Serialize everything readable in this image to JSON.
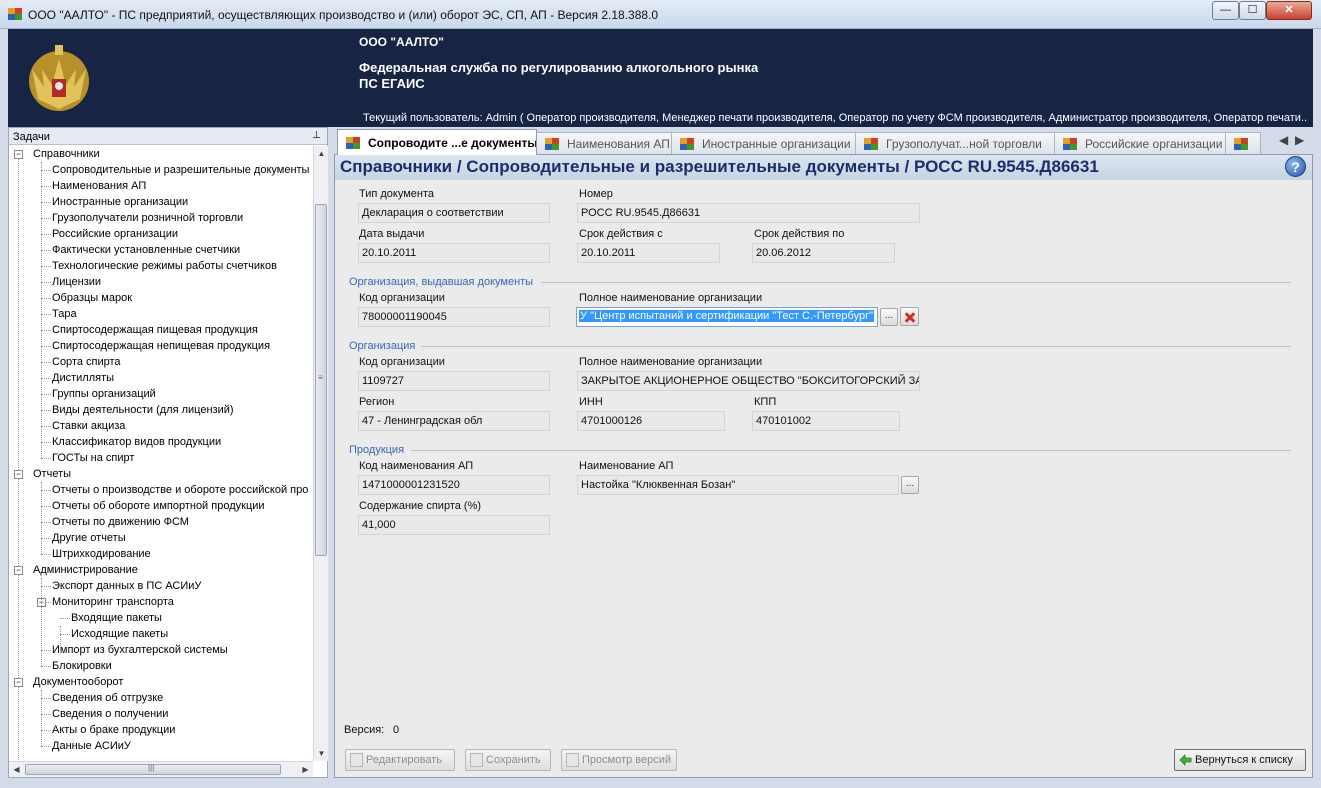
{
  "window": {
    "title": "ООО \"ААЛТО\" - ПС предприятий, осуществляющих производство и (или) оборот ЭС, СП, АП - Версия 2.18.388.0",
    "minimize": "—",
    "maximize": "☐",
    "close": "✕"
  },
  "banner": {
    "org": "ООО \"ААЛТО\"",
    "agency_line1": "Федеральная служба по регулированию алкогольного рынка",
    "agency_line2": "ПС ЕГАИС",
    "current_user": "Текущий пользователь: Admin ( Оператор производителя, Менеджер печати производителя, Оператор по учету ФСМ производителя, Администратор производителя, Оператор печати..."
  },
  "tasks": {
    "header": "Задачи",
    "pin": "ᵖ",
    "groups": [
      {
        "label": "Справочники",
        "items": [
          "Сопроводительные и разрешительные документы",
          "Наименования АП",
          "Иностранные организации",
          "Грузополучатели розничной торговли",
          "Российские организации",
          "Фактически установленные счетчики",
          "Технологические режимы работы счетчиков",
          "Лицензии",
          "Образцы марок",
          "Тара",
          "Спиртосодержащая пищевая продукция",
          "Спиртосодержащая непищевая продукция",
          "Сорта спирта",
          "Дистилляты",
          "Группы организаций",
          "Виды деятельности (для лицензий)",
          "Ставки акциза",
          "Классификатор видов продукции",
          "ГОСТы на спирт"
        ]
      },
      {
        "label": "Отчеты",
        "items": [
          "Отчеты о производстве и обороте российской про",
          "Отчеты об обороте импортной продукции",
          "Отчеты по движению ФСМ",
          "Другие отчеты",
          "Штрихкодирование"
        ]
      },
      {
        "label": "Администрирование",
        "items": [
          "Экспорт данных в ПС АСИиУ",
          "Мониторинг транспорта",
          "Входящие пакеты",
          "Исходящие пакеты",
          "Импорт из бухгалтерской системы",
          "Блокировки"
        ]
      },
      {
        "label": "Документооборот",
        "items": [
          "Сведения об отгрузке",
          "Сведения о получении",
          "Акты о браке продукции",
          "Данные АСИиУ"
        ]
      }
    ]
  },
  "tabs": [
    "Сопроводите ...е документы",
    "Наименования АП",
    "Иностранные организации",
    "Грузополучат...ной торговли",
    "Российские организации"
  ],
  "tab_nav": {
    "prev": "◀",
    "next": "▶"
  },
  "main": {
    "breadcrumb": "Справочники / Сопроводительные и разрешительные документы / РОСС RU.9545.Д86631",
    "help": "?",
    "doc": {
      "type_label": "Тип документа",
      "type_value": "Декларация о соответствии",
      "number_label": "Номер",
      "number_value": "РОСС RU.9545.Д86631",
      "issue_date_label": "Дата выдачи",
      "issue_date_value": "20.10.2011",
      "valid_from_label": "Срок действия с",
      "valid_from_value": "20.10.2011",
      "valid_to_label": "Срок действия по",
      "valid_to_value": "20.06.2012"
    },
    "issuer": {
      "section": "Организация, выдавшая документы",
      "code_label": "Код организации",
      "code_value": "78000001190045",
      "name_label": "Полное наименование организации",
      "name_value": "У \"Центр испытаний и сертификации \"Тест С.-Петербург\"",
      "browse": "..."
    },
    "organization": {
      "section": "Организация",
      "code_label": "Код организации",
      "code_value": "1109727",
      "name_label": "Полное наименование организации",
      "name_value": "ЗАКРЫТОЕ АКЦИОНЕРНОЕ ОБЩЕСТВО \"БОКСИТОГОРСКИЙ ЗАВОД",
      "region_label": "Регион",
      "region_value": "47 - Ленинградская обл",
      "inn_label": "ИНН",
      "inn_value": "4701000126",
      "kpp_label": "КПП",
      "kpp_value": "470101002"
    },
    "product": {
      "section": "Продукция",
      "code_label": "Код наименования АП",
      "code_value": "1471000001231520",
      "name_label": "Наименование АП",
      "name_value": "Настойка \"Клюквенная Бозан\"",
      "browse": "...",
      "alcohol_label": "Содержание спирта (%)",
      "alcohol_value": "41,000"
    },
    "version_label": "Версия:",
    "version_value": "0",
    "buttons": {
      "edit": "Редактировать",
      "save": "Сохранить",
      "versions": "Просмотр версий",
      "back": "Вернуться к списку"
    }
  }
}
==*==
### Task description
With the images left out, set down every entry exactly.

### Answer space
Serialize everything readable in this image to JSON.
{
  "window": {
    "title": "ООО \"ААЛТО\" - ПС предприятий, осуществляющих производство и (или) оборот ЭС, СП, АП - Версия 2.18.388.0",
    "minimize": "—",
    "maximize": "☐",
    "close": "✕"
  },
  "banner": {
    "org": "ООО \"ААЛТО\"",
    "agency_line1": "Федеральная служба по регулированию алкогольного рынка",
    "agency_line2": "ПС ЕГАИС",
    "current_user": "Текущий пользователь: Admin ( Оператор производителя, Менеджер печати производителя, Оператор по учету ФСМ производителя, Администратор производителя, Оператор печати..."
  },
  "tasks": {
    "header": "Задачи",
    "pin": "ᵖ",
    "groups": [
      {
        "label": "Справочники",
        "items": [
          "Сопроводительные и разрешительные документы",
          "Наименования АП",
          "Иностранные организации",
          "Грузополучатели розничной торговли",
          "Российские организации",
          "Фактически установленные счетчики",
          "Технологические режимы работы счетчиков",
          "Лицензии",
          "Образцы марок",
          "Тара",
          "Спиртосодержащая пищевая продукция",
          "Спиртосодержащая непищевая продукция",
          "Сорта спирта",
          "Дистилляты",
          "Группы организаций",
          "Виды деятельности (для лицензий)",
          "Ставки акциза",
          "Классификатор видов продукции",
          "ГОСТы на спирт"
        ]
      },
      {
        "label": "Отчеты",
        "items": [
          "Отчеты о производстве и обороте российской про",
          "Отчеты об обороте импортной продукции",
          "Отчеты по движению ФСМ",
          "Другие отчеты",
          "Штрихкодирование"
        ]
      },
      {
        "label": "Администрирование",
        "items": [
          "Экспорт данных в ПС АСИиУ",
          "Мониторинг транспорта",
          "Входящие пакеты",
          "Исходящие пакеты",
          "Импорт из бухгалтерской системы",
          "Блокировки"
        ]
      },
      {
        "label": "Документооборот",
        "items": [
          "Сведения об отгрузке",
          "Сведения о получении",
          "Акты о браке продукции",
          "Данные АСИиУ"
        ]
      }
    ]
  },
  "tabs": [
    "Сопроводите ...е документы",
    "Наименования АП",
    "Иностранные организации",
    "Грузополучат...ной торговли",
    "Российские организации"
  ],
  "tab_nav": {
    "prev": "◀",
    "next": "▶"
  },
  "main": {
    "breadcrumb": "Справочники / Сопроводительные и разрешительные документы / РОСС RU.9545.Д86631",
    "help": "?",
    "doc": {
      "type_label": "Тип документа",
      "type_value": "Декларация о соответствии",
      "number_label": "Номер",
      "number_value": "РОСС RU.9545.Д86631",
      "issue_date_label": "Дата выдачи",
      "issue_date_value": "20.10.2011",
      "valid_from_label": "Срок действия с",
      "valid_from_value": "20.10.2011",
      "valid_to_label": "Срок действия по",
      "valid_to_value": "20.06.2012"
    },
    "issuer": {
      "section": "Организация, выдавшая документы",
      "code_label": "Код организации",
      "code_value": "78000001190045",
      "name_label": "Полное наименование организации",
      "name_value": "У \"Центр испытаний и сертификации \"Тест С.-Петербург\"",
      "browse": "..."
    },
    "organization": {
      "section": "Организация",
      "code_label": "Код организации",
      "code_value": "1109727",
      "name_label": "Полное наименование организации",
      "name_value": "ЗАКРЫТОЕ АКЦИОНЕРНОЕ ОБЩЕСТВО \"БОКСИТОГОРСКИЙ ЗАВОД",
      "region_label": "Регион",
      "region_value": "47 - Ленинградская обл",
      "inn_label": "ИНН",
      "inn_value": "4701000126",
      "kpp_label": "КПП",
      "kpp_value": "470101002"
    },
    "product": {
      "section": "Продукция",
      "code_label": "Код наименования АП",
      "code_value": "1471000001231520",
      "name_label": "Наименование АП",
      "name_value": "Настойка \"Клюквенная Бозан\"",
      "browse": "...",
      "alcohol_label": "Содержание спирта (%)",
      "alcohol_value": "41,000"
    },
    "version_label": "Версия:",
    "version_value": "0",
    "buttons": {
      "edit": "Редактировать",
      "save": "Сохранить",
      "versions": "Просмотр версий",
      "back": "Вернуться к списку"
    }
  }
}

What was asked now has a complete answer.